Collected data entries

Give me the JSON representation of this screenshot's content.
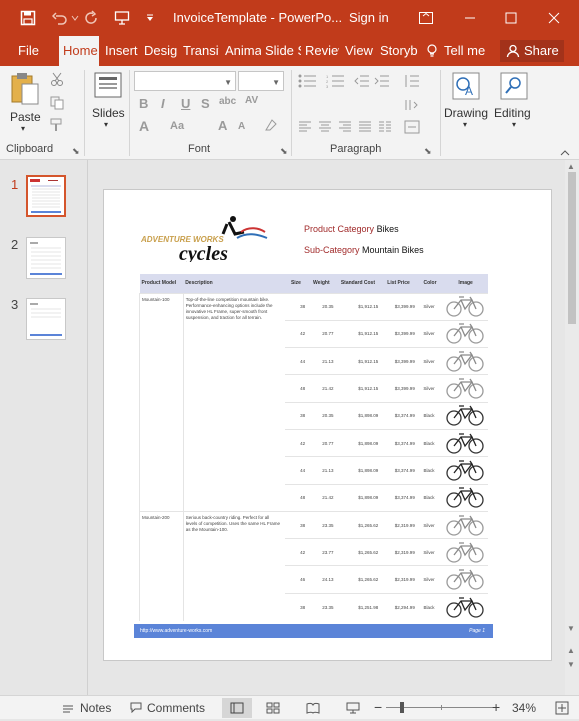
{
  "window": {
    "title": "InvoiceTemplate - PowerPo...",
    "signin": "Sign in"
  },
  "tabs": [
    "File",
    "Home",
    "Insert",
    "Design",
    "Transitions",
    "Animations",
    "Slide Show",
    "Review",
    "View",
    "Storyboarding"
  ],
  "tellme": "Tell me",
  "share": "Share",
  "ribbon": {
    "paste": "Paste",
    "slides": "Slides",
    "drawing": "Drawing",
    "editing": "Editing",
    "groups": {
      "clipboard": "Clipboard",
      "font": "Font",
      "paragraph": "Paragraph"
    }
  },
  "slides_pane": {
    "numbers": [
      "1",
      "2",
      "3"
    ]
  },
  "slide": {
    "logo_top": "ADVENTURE WORKS",
    "logo_bottom": "cycles",
    "category_label": "Product Category",
    "category_value": "Bikes",
    "subcategory_label": "Sub-Category",
    "subcategory_value": "Mountain Bikes",
    "headers": [
      "Product Model",
      "Description",
      "Size",
      "Weight",
      "Standard Cost",
      "List Price",
      "Color",
      "Image"
    ],
    "groups": [
      {
        "model": "Mountain-100",
        "description": "Top-of-the-line competition mountain bike. Performance-enhancing options include the innovative HL Frame, super-smooth front suspension, and traction for all terrain.",
        "rows": [
          {
            "size": "38",
            "weight": "20.35",
            "cost": "$1,912.15",
            "price": "$3,399.99",
            "color": "Silver"
          },
          {
            "size": "42",
            "weight": "20.77",
            "cost": "$1,912.15",
            "price": "$3,399.99",
            "color": "Silver"
          },
          {
            "size": "44",
            "weight": "21.13",
            "cost": "$1,912.15",
            "price": "$3,399.99",
            "color": "Silver"
          },
          {
            "size": "48",
            "weight": "21.42",
            "cost": "$1,912.15",
            "price": "$3,399.99",
            "color": "Silver"
          },
          {
            "size": "38",
            "weight": "20.35",
            "cost": "$1,898.09",
            "price": "$3,374.99",
            "color": "Black"
          },
          {
            "size": "42",
            "weight": "20.77",
            "cost": "$1,898.09",
            "price": "$3,374.99",
            "color": "Black"
          },
          {
            "size": "44",
            "weight": "21.13",
            "cost": "$1,898.09",
            "price": "$3,374.99",
            "color": "Black"
          },
          {
            "size": "48",
            "weight": "21.42",
            "cost": "$1,898.09",
            "price": "$3,374.99",
            "color": "Black"
          }
        ]
      },
      {
        "model": "Mountain-200",
        "description": "Serious back-country riding. Perfect for all levels of competition. Uses the same HL Frame as the Mountain-100.",
        "rows": [
          {
            "size": "38",
            "weight": "23.35",
            "cost": "$1,265.62",
            "price": "$2,319.99",
            "color": "Silver"
          },
          {
            "size": "42",
            "weight": "23.77",
            "cost": "$1,265.62",
            "price": "$2,319.99",
            "color": "Silver"
          },
          {
            "size": "46",
            "weight": "24.13",
            "cost": "$1,265.62",
            "price": "$2,319.99",
            "color": "Silver"
          },
          {
            "size": "38",
            "weight": "23.35",
            "cost": "$1,251.98",
            "price": "$2,294.99",
            "color": "Black"
          }
        ]
      }
    ],
    "footer_url": "http://www.adventure-works.com",
    "footer_page": "Page 1"
  },
  "statusbar": {
    "notes": "Notes",
    "comments": "Comments",
    "zoom": "34%"
  },
  "colors": {
    "accent": "#c13b1b",
    "table_header": "#d9dcee",
    "footer": "#5b84d8",
    "category_label": "#a12b2b"
  }
}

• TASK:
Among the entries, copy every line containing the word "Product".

• EXPECTED ANSWER:
    "category_label": "Product Category",
      "Product Model",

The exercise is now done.